§ **LISTED ENTRIES**:
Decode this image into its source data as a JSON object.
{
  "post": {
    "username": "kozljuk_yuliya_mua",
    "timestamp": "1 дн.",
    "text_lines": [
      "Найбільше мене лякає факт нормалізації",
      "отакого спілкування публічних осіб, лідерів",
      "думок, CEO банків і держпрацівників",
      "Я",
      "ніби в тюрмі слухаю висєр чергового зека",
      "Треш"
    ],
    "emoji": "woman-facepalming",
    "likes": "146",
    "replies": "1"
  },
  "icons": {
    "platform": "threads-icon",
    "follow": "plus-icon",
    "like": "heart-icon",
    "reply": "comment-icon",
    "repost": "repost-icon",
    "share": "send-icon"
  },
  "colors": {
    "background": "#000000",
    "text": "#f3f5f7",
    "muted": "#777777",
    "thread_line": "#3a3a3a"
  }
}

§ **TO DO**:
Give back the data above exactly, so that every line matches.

§ **RESULT OF THIS TASK**:
Decode this image into its source data as a JSON object.
{
  "post": {
    "username": "kozljuk_yuliya_mua",
    "timestamp": "1 дн.",
    "text_lines": [
      "Найбільше мене лякає факт нормалізації",
      "отакого спілкування публічних осіб, лідерів",
      "думок, CEO банків і держпрацівників",
      "Я",
      "ніби в тюрмі слухаю висєр чергового зека",
      "Треш"
    ],
    "emoji": "woman-facepalming",
    "likes": "146",
    "replies": "1"
  },
  "icons": {
    "platform": "threads-icon",
    "follow": "plus-icon",
    "like": "heart-icon",
    "reply": "comment-icon",
    "repost": "repost-icon",
    "share": "send-icon"
  },
  "colors": {
    "background": "#000000",
    "text": "#f3f5f7",
    "muted": "#777777",
    "thread_line": "#3a3a3a"
  }
}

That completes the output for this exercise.